**Task description:**
Without including any pictures, copy every line below exactly.

Segment Start: Information provided

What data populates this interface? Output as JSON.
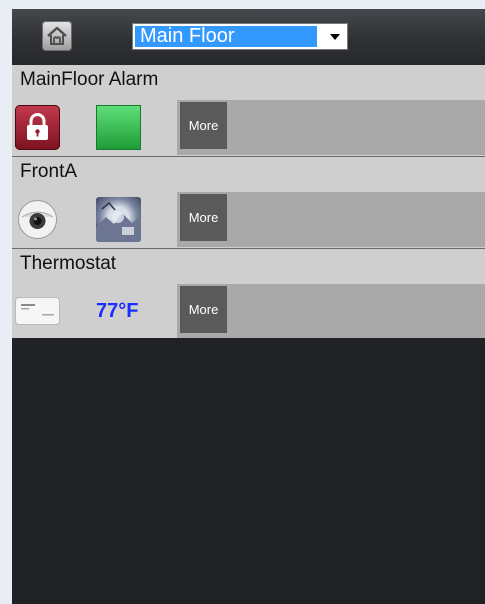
{
  "header": {
    "home_icon": "home-icon",
    "floor_select": {
      "selected": "Main Floor"
    }
  },
  "devices": [
    {
      "name": "MainFloor Alarm",
      "icon_1": "lock-icon",
      "icon_2": "green-status-tile",
      "more_label": "More"
    },
    {
      "name": "FrontA",
      "icon_1": "security-camera-icon",
      "icon_2": "camera-snapshot-thumbnail",
      "more_label": "More"
    },
    {
      "name": "Thermostat",
      "icon_1": "thermostat-icon",
      "temperature": "77°F",
      "more_label": "More"
    }
  ],
  "colors": {
    "background": "#202225",
    "row_background": "#cfcfcf",
    "more_button": "#5a5a5a",
    "select_highlight": "#3399ff",
    "temperature_text": "#1b2cff",
    "alarm_lock": "#a3263a",
    "status_green": "#3cc15a"
  }
}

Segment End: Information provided

**Answer to this problem:**
What data populates this interface? Output as JSON.
{
  "header": {
    "home_icon": "home-icon",
    "floor_select": {
      "selected": "Main Floor"
    }
  },
  "devices": [
    {
      "name": "MainFloor Alarm",
      "icon_1": "lock-icon",
      "icon_2": "green-status-tile",
      "more_label": "More"
    },
    {
      "name": "FrontA",
      "icon_1": "security-camera-icon",
      "icon_2": "camera-snapshot-thumbnail",
      "more_label": "More"
    },
    {
      "name": "Thermostat",
      "icon_1": "thermostat-icon",
      "temperature": "77°F",
      "more_label": "More"
    }
  ],
  "colors": {
    "background": "#202225",
    "row_background": "#cfcfcf",
    "more_button": "#5a5a5a",
    "select_highlight": "#3399ff",
    "temperature_text": "#1b2cff",
    "alarm_lock": "#a3263a",
    "status_green": "#3cc15a"
  }
}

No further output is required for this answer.